From our content partner, Madison365:
Full time artist, creative director and entrepreneur Jenie Gao said when opinions, clash people often want to find common ground to bare solutions.
Gao, however, sees it differently.
“From personal to professional to political spaces, I have paid attention to disputes between people who plead for common ground yet gloss over perspectives and leave issues unresolved. I have wondered that if instead of common ground, we should advocate and claim space for identities and representations that are rare,” Gao said.
Her installation, Uncommon Ground, is the sole exhibition in the Diane Ballweg Gallery at the Madison Central Library. It focuses on who and what don’t take up enough space and the “urgency with which we need to protect the things that are increasingly rare and likely to disappear,” Gao said.
The exhibition is on view until Sept. 27 and showcases more than 10 works available for purchase ranging from paintings to relief prints to inks on paper.
Specifically, Gao said, women of color take up little space in the arts world. Stating that although women of color cumulatively represent 18 percent of the population, they make up less than half of one percent of US museum collections and art representations.
“This is one of the most dramatic examples of misrepresentation of our population. People often undermine the arts by treating it as superfluous and unnecessary to society,” Gao wrote to Madison365. “Some people even think it's okay for only the wealthy and privileged to have access to the arts, since it isn't deemed a ‘necessity.’ But the arts are about what we as a society deem to be culturally relevant. So it matters that the demographics of our artists and arts organizations do not represent the demographics of our country. It says that one group's voice, particularly white men, are more culturally relevant to American values than all other groups combined. Anyone who is not a white man, and especially women and trans people of color, represent the Uncommon Ground of the art world that we must fight to claim space for.”

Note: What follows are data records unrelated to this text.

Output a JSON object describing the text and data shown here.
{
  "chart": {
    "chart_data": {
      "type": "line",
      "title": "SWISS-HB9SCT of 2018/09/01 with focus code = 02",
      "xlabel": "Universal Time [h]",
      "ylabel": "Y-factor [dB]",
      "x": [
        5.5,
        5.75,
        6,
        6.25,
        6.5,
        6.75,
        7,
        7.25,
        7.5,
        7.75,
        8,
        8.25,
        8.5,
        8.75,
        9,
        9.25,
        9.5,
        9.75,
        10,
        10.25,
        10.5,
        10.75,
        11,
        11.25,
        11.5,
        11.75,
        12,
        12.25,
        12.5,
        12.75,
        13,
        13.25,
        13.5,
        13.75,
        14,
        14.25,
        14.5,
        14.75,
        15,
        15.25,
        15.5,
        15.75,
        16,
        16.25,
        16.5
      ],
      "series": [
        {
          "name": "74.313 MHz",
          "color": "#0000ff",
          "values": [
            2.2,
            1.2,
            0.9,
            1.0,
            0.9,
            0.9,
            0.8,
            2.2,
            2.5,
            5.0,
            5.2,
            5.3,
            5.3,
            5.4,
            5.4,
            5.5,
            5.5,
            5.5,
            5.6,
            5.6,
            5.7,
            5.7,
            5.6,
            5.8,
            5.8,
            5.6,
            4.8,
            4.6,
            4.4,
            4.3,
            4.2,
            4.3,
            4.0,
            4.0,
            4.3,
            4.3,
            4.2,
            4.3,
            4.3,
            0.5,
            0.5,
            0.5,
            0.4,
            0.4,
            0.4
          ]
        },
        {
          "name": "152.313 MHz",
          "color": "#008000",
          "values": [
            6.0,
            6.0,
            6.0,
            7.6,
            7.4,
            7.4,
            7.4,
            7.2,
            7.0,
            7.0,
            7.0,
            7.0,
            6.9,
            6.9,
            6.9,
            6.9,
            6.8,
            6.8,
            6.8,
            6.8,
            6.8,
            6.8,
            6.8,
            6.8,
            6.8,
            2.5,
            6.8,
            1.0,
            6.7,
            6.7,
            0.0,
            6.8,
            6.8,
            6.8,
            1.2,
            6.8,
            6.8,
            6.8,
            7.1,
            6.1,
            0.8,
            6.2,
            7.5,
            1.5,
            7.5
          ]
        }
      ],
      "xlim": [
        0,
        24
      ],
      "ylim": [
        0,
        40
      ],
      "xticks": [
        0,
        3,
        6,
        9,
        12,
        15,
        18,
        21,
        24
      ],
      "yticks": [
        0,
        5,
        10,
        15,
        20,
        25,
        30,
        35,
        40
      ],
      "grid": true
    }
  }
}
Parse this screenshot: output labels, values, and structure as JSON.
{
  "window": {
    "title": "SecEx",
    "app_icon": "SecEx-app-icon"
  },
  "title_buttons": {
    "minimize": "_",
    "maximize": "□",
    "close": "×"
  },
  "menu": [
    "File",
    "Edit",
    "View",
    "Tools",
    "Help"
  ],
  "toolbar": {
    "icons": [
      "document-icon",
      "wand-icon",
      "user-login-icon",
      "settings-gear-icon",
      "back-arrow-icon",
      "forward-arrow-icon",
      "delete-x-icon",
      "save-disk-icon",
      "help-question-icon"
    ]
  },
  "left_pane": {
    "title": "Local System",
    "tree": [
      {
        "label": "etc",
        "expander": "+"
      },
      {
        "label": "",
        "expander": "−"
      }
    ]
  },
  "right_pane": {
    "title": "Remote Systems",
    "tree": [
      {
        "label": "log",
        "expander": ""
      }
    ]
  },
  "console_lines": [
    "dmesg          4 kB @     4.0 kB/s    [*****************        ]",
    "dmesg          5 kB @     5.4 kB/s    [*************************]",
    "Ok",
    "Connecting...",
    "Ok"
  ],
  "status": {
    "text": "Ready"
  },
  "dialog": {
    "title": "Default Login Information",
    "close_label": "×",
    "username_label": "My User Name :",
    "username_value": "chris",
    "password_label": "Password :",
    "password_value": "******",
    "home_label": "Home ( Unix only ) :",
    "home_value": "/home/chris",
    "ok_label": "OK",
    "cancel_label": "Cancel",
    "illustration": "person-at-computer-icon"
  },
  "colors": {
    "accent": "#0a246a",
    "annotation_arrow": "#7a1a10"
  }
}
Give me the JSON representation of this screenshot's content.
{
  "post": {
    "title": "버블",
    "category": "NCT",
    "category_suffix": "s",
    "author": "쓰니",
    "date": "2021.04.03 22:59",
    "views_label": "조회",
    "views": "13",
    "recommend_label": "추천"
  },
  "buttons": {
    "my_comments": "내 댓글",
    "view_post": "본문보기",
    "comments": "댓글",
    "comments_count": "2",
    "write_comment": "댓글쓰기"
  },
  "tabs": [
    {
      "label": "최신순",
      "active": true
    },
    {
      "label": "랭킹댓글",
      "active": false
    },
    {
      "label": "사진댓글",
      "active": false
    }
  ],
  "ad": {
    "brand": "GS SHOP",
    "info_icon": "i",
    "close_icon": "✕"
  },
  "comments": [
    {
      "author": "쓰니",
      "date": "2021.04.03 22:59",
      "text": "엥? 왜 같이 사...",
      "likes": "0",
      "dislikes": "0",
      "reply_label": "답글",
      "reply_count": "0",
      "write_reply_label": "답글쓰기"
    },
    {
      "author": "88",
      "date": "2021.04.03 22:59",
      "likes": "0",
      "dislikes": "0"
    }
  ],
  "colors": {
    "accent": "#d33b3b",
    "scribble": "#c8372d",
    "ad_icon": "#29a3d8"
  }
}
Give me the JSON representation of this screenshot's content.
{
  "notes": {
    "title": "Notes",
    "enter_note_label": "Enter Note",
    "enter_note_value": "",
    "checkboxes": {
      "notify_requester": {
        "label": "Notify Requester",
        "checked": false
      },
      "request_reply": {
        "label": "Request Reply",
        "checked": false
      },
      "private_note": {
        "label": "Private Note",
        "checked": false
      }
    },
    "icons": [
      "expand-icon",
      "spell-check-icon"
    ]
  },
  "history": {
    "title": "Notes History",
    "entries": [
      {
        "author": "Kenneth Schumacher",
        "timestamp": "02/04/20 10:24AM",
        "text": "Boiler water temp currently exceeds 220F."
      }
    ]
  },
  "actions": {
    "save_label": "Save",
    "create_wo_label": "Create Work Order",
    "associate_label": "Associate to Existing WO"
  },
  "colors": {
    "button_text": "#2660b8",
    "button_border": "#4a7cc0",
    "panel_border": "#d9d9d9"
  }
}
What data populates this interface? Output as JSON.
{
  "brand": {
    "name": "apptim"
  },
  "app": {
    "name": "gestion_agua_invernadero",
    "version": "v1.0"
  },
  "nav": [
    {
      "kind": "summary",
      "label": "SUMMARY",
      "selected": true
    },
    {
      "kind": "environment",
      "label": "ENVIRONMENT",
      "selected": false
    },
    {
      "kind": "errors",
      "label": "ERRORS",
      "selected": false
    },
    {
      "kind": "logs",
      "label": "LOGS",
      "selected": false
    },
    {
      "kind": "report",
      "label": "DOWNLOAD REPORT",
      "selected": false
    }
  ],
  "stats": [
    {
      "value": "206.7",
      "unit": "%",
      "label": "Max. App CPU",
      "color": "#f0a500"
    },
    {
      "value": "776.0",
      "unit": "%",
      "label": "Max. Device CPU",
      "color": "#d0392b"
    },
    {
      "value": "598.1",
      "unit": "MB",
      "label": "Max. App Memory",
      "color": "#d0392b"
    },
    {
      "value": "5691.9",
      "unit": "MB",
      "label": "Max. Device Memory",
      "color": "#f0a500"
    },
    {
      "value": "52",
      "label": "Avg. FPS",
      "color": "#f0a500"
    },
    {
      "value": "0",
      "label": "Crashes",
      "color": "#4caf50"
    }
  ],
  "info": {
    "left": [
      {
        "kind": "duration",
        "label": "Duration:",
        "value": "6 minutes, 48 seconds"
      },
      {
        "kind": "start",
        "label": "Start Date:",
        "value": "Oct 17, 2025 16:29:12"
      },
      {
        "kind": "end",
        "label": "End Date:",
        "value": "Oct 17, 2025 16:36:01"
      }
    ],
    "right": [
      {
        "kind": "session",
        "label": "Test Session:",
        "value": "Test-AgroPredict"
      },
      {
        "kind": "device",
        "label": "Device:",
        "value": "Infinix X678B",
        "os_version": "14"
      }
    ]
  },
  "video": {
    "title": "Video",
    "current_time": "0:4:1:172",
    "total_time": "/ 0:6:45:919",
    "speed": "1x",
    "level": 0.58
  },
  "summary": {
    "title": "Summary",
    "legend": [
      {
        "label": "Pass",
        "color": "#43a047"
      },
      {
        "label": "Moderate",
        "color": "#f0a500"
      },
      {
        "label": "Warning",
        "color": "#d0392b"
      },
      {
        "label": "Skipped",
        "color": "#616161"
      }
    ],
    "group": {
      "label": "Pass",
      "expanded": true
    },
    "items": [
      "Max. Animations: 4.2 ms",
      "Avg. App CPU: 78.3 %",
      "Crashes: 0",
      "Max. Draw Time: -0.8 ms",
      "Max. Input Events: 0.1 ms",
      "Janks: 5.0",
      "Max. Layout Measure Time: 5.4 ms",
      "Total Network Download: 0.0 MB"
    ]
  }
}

In the exhibition, she has a trilogy piece titled the Feminist Allegories. The goal of these paintings is to “undo the wrong done by the way these stories have been told,” she uses new symbols to change the interpretation of old symbols and paradigms.
Each painting represents a known myth:
Medusa, Eve from the Garden of Eden and Longmu, a Chinese myth about the mother of dragons. She described the second piece in the trilogy for Madison365.
“The question I asked when creating each of the Feminist Allegories was, ‘What would liberation look like for each of these women? What would help rectify their stories?’” she wrote. “For example, the well-known story of Eve is that she fell to the devil's temptation and bit the apple against God's command, and as a result she and Adam were cast out of the Garden of Eden. Eve, and all women, have since carried the blame for this event. The apple represents knowledge, so this story is an illustration of a woman getting punished for pursuing knowledge. Therefore, the painting in my series entitled Eve's Quest for Knowledge depicts Eve claiming knowledge and walking away from the viewer (or the garden) by her own volition, taking knowledge with her.”
Gao also explained the presence of her past in her paintings. She is the daughter of Chinese and Taiwanese immigrants. In the third piece with Longmu, there are homing pigeons perching on the shoulders of her recurring tree-headed person, who is a symbol of Gao’s childhood, “playing in the woods, which were foundational to my relationship to my dad,” and a symbol of her mixed heritage background “as the daughter of immigrants on American soil, growing and changing constantly and even imperceptibly, shaped immensely by history but distant from my roots.”
More information about the exhibition and the artist is available at jenie.org.